▶ Your goal
What you print should match the entries exactly, only without the pictures.

(Element data from apps and pages)

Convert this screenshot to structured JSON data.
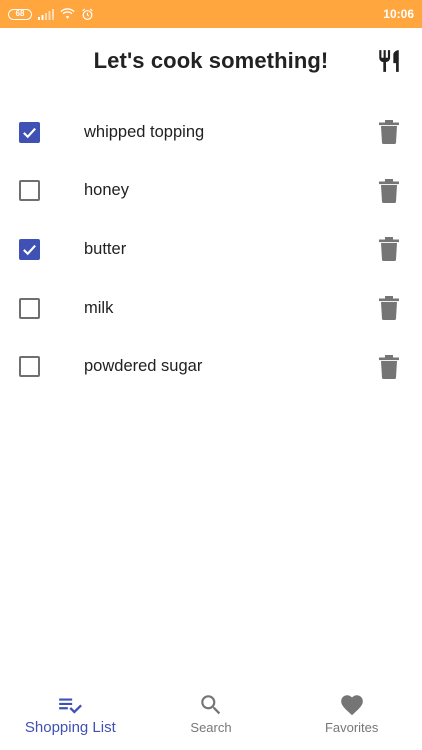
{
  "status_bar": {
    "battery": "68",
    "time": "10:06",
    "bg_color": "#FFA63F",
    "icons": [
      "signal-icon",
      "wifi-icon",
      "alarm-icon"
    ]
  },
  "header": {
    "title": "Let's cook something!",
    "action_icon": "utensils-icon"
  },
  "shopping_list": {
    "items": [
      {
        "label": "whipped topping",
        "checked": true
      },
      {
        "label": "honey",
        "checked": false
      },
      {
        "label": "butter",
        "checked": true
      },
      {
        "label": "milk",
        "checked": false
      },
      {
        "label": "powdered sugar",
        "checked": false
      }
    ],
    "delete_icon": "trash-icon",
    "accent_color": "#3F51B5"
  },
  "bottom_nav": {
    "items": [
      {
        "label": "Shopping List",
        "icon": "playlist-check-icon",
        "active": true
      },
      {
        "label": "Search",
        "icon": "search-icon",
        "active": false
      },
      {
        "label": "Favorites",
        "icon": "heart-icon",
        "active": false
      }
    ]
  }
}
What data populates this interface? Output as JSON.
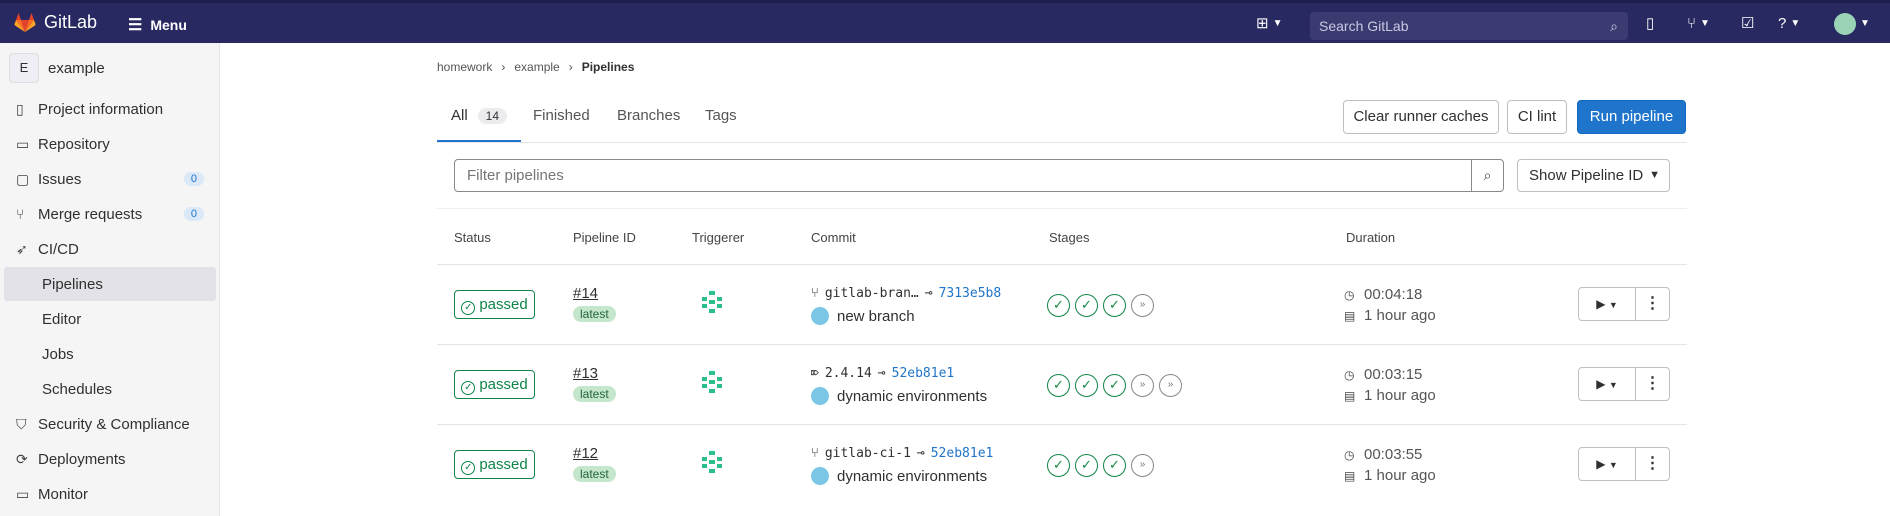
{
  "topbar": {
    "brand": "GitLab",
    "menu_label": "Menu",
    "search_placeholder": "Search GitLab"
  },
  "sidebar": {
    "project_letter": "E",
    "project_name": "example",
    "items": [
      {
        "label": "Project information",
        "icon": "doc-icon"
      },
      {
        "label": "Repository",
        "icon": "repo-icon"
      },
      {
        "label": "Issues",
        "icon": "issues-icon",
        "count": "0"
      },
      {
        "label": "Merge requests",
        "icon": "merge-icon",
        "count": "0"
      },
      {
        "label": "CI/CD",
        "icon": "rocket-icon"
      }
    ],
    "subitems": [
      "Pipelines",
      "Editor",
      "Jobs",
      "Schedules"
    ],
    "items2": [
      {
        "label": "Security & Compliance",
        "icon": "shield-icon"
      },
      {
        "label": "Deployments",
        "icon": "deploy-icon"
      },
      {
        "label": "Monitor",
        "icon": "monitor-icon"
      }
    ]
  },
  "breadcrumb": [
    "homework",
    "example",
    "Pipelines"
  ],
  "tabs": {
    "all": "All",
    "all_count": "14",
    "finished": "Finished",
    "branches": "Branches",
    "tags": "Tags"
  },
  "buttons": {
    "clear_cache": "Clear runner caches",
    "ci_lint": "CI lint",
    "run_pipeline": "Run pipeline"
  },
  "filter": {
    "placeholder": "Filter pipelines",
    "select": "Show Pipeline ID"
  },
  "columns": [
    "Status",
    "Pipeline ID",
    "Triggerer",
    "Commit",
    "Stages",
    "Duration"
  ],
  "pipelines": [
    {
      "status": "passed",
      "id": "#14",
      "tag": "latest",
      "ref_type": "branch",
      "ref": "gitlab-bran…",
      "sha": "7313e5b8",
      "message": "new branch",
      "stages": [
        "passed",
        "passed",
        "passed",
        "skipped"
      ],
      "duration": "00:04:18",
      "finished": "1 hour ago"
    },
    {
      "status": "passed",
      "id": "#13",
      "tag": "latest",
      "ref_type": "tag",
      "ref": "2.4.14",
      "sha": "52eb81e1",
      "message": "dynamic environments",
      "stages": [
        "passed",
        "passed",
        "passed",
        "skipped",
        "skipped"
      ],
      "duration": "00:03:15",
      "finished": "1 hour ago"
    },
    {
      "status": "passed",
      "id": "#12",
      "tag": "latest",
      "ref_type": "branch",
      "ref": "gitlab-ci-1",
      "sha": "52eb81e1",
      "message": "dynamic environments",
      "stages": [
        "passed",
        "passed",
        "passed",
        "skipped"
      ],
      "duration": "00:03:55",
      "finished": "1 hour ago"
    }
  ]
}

▶ Result of the task
Convert this screenshot to structured JSON data.
{
  "status_bar": {
    "battery": "68",
    "time": "10:06",
    "bg_color": "#FFA63F",
    "icons": [
      "signal-icon",
      "wifi-icon",
      "alarm-icon"
    ]
  },
  "header": {
    "title": "Let's cook something!",
    "action_icon": "utensils-icon"
  },
  "shopping_list": {
    "items": [
      {
        "label": "whipped topping",
        "checked": true
      },
      {
        "label": "honey",
        "checked": false
      },
      {
        "label": "butter",
        "checked": true
      },
      {
        "label": "milk",
        "checked": false
      },
      {
        "label": "powdered sugar",
        "checked": false
      }
    ],
    "delete_icon": "trash-icon",
    "accent_color": "#3F51B5"
  },
  "bottom_nav": {
    "items": [
      {
        "label": "Shopping List",
        "icon": "playlist-check-icon",
        "active": true
      },
      {
        "label": "Search",
        "icon": "search-icon",
        "active": false
      },
      {
        "label": "Favorites",
        "icon": "heart-icon",
        "active": false
      }
    ]
  }
}
What data populates this interface? Output as JSON.
{
  "topbar": {
    "brand": "GitLab",
    "menu_label": "Menu",
    "search_placeholder": "Search GitLab"
  },
  "sidebar": {
    "project_letter": "E",
    "project_name": "example",
    "items": [
      {
        "label": "Project information",
        "icon": "doc-icon"
      },
      {
        "label": "Repository",
        "icon": "repo-icon"
      },
      {
        "label": "Issues",
        "icon": "issues-icon",
        "count": "0"
      },
      {
        "label": "Merge requests",
        "icon": "merge-icon",
        "count": "0"
      },
      {
        "label": "CI/CD",
        "icon": "rocket-icon"
      }
    ],
    "subitems": [
      "Pipelines",
      "Editor",
      "Jobs",
      "Schedules"
    ],
    "items2": [
      {
        "label": "Security & Compliance",
        "icon": "shield-icon"
      },
      {
        "label": "Deployments",
        "icon": "deploy-icon"
      },
      {
        "label": "Monitor",
        "icon": "monitor-icon"
      }
    ]
  },
  "breadcrumb": [
    "homework",
    "example",
    "Pipelines"
  ],
  "tabs": {
    "all": "All",
    "all_count": "14",
    "finished": "Finished",
    "branches": "Branches",
    "tags": "Tags"
  },
  "buttons": {
    "clear_cache": "Clear runner caches",
    "ci_lint": "CI lint",
    "run_pipeline": "Run pipeline"
  },
  "filter": {
    "placeholder": "Filter pipelines",
    "select": "Show Pipeline ID"
  },
  "columns": [
    "Status",
    "Pipeline ID",
    "Triggerer",
    "Commit",
    "Stages",
    "Duration"
  ],
  "pipelines": [
    {
      "status": "passed",
      "id": "#14",
      "tag": "latest",
      "ref_type": "branch",
      "ref": "gitlab-bran…",
      "sha": "7313e5b8",
      "message": "new branch",
      "stages": [
        "passed",
        "passed",
        "passed",
        "skipped"
      ],
      "duration": "00:04:18",
      "finished": "1 hour ago"
    },
    {
      "status": "passed",
      "id": "#13",
      "tag": "latest",
      "ref_type": "tag",
      "ref": "2.4.14",
      "sha": "52eb81e1",
      "message": "dynamic environments",
      "stages": [
        "passed",
        "passed",
        "passed",
        "skipped",
        "skipped"
      ],
      "duration": "00:03:15",
      "finished": "1 hour ago"
    },
    {
      "status": "passed",
      "id": "#12",
      "tag": "latest",
      "ref_type": "branch",
      "ref": "gitlab-ci-1",
      "sha": "52eb81e1",
      "message": "dynamic environments",
      "stages": [
        "passed",
        "passed",
        "passed",
        "skipped"
      ],
      "duration": "00:03:55",
      "finished": "1 hour ago"
    }
  ]
}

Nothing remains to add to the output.